It is hard to believe that there would be no drift because of the jet stream. Even on a calm day, the speed would be higher than what the drone could overcome.

Indeed, and even if it is possible that he might be north of the polar stream, I wonder how a drone struggling to climb in the latter stages would fight ANY wind.

Oliver Kmia's picture

With weather forecast and observations you can pick a day with very little jet stream. In this case the drift is compensated by the pilot with the help of the GPS information (see the OSD). For instance, https://aviationweather.gov/windtemp
Also, Jet Streams are not very strong in some areas over Russia.
Seb Mercier Actually struggling is relative to the initial climb rate but 3 meters per seconds at the end of the flight is about 500 feet per minutes which is not a bad climb rate at this altitude (most small planes don't climb faster than that at low altitude). Racing drones like this one have a very high power to weight ratio (even with longer props and heavy battery load).

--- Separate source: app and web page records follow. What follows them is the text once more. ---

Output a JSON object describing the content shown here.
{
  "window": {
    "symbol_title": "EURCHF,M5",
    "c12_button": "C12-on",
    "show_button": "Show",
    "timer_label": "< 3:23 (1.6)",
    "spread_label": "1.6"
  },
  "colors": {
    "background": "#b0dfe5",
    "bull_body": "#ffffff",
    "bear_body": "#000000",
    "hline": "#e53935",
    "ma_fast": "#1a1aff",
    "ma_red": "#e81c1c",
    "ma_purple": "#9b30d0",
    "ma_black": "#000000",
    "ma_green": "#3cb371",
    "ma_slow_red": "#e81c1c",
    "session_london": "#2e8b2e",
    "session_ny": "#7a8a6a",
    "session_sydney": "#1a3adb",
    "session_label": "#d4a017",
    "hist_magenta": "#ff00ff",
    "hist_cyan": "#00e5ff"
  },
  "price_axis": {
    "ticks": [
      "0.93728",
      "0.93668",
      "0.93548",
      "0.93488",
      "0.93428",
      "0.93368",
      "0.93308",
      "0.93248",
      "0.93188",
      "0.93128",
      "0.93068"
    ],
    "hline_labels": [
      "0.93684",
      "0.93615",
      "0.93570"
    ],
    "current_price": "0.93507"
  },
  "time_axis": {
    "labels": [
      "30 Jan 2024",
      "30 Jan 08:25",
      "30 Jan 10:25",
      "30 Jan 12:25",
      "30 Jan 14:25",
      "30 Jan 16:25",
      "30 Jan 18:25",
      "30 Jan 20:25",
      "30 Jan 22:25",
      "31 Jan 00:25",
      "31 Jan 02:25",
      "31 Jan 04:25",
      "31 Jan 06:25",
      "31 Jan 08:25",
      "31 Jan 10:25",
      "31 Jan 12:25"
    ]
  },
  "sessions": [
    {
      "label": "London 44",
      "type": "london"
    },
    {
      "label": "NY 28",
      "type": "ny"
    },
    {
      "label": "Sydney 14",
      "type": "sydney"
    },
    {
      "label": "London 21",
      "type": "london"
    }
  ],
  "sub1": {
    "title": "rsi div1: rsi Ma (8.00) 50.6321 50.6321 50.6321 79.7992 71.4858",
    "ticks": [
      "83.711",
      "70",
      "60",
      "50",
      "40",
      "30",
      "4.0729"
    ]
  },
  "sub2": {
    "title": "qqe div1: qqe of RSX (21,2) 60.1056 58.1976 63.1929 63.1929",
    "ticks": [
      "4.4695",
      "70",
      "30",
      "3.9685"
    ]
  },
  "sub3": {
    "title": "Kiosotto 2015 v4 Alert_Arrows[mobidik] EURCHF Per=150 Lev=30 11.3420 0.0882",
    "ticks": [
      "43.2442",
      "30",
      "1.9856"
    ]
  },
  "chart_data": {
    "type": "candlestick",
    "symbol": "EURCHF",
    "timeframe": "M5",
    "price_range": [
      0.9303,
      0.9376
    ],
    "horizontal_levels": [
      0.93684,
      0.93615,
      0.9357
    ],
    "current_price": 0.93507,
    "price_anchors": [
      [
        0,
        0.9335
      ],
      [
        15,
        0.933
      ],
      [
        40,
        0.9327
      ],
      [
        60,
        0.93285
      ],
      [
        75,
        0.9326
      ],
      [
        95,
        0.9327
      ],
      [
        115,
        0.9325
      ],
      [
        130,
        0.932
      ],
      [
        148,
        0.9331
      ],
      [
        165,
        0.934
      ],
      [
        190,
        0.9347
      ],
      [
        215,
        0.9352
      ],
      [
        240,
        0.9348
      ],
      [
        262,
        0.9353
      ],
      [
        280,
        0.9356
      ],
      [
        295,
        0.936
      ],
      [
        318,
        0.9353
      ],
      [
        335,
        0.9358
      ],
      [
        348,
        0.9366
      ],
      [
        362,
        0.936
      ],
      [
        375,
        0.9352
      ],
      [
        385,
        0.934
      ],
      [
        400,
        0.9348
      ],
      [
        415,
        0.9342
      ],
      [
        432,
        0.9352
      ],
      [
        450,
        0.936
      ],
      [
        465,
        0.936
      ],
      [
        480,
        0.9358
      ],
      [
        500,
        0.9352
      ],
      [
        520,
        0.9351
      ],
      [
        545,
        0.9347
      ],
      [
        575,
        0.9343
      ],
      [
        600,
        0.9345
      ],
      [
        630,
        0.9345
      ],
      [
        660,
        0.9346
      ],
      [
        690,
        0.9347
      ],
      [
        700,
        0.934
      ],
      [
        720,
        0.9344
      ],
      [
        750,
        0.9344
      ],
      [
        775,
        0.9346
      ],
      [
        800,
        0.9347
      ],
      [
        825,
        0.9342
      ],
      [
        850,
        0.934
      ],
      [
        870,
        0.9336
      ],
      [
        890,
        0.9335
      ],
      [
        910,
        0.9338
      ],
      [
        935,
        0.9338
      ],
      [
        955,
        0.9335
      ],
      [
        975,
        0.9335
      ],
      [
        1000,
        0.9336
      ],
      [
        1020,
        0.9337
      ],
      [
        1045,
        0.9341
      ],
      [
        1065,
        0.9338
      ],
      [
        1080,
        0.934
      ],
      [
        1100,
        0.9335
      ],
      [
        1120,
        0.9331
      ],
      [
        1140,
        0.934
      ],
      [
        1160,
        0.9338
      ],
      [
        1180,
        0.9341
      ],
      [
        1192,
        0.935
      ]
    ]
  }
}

David Candlish's picture

I thought it shows there was drift, about 1.6 miles?

Anonymous's picture

This is not a good thing.

Kevin Hatcher's picture

Does this prove the world is round or flat though?

lol!

Oliver Kmia's picture

Does the fisheye of the camera count?

David Candlish's picture

Ample proof in existence showing it's round. Zero falsifiable evidence it is flat.

Altitude restriction for drones doesn’t matter here. Airspace above 26,600 ft is class A in Russia. That means IFR only, authorization mandatory, permanent two-way contact with ATC mandatory.
If that guy had the clearance, it’s fine, though I don’t see how an uncertified commercial drone only modified for performance would be certified for IFR...
If he didn’t, then... It’s the highest level of airspace infringement except for prohibited airspace. If he didn’t have a clearance, this guy would be a danger for flight safety, should be reported, tried, and sentenced.

Daniel Haußmann's picture

Apart from all the legal stuff. I wonder how he kept his batteries warm at -50°C. Those LiPo batteries do not like cold temperatures.

Oliver Kmia's picture

True but they warm up during load and this guy is killing his pack (12.5 volts at the end for a 4S battery!). The OSD shows that he pulls 25 A most of the time. The important thing is to keep the LiPo at "room" temperature before the flight. Then they just warm up.
Also, at the beginning of the video, you can see the drone taking of and it seems that he wrapped the battery in layers of insulation material to protect it.

hmm

It's 3p 18650 packs with 9amps total capacity. They could be discharged down to 10V in 4S pack

Oliver Kmia's picture

2,5 V per cell is uncharted territory for a LiPo. Personally, below 2.7 or 2.8 V per cell I consider that the battery can die at any moment. You can push it and it may work but there is no guarantee at this level of discharge.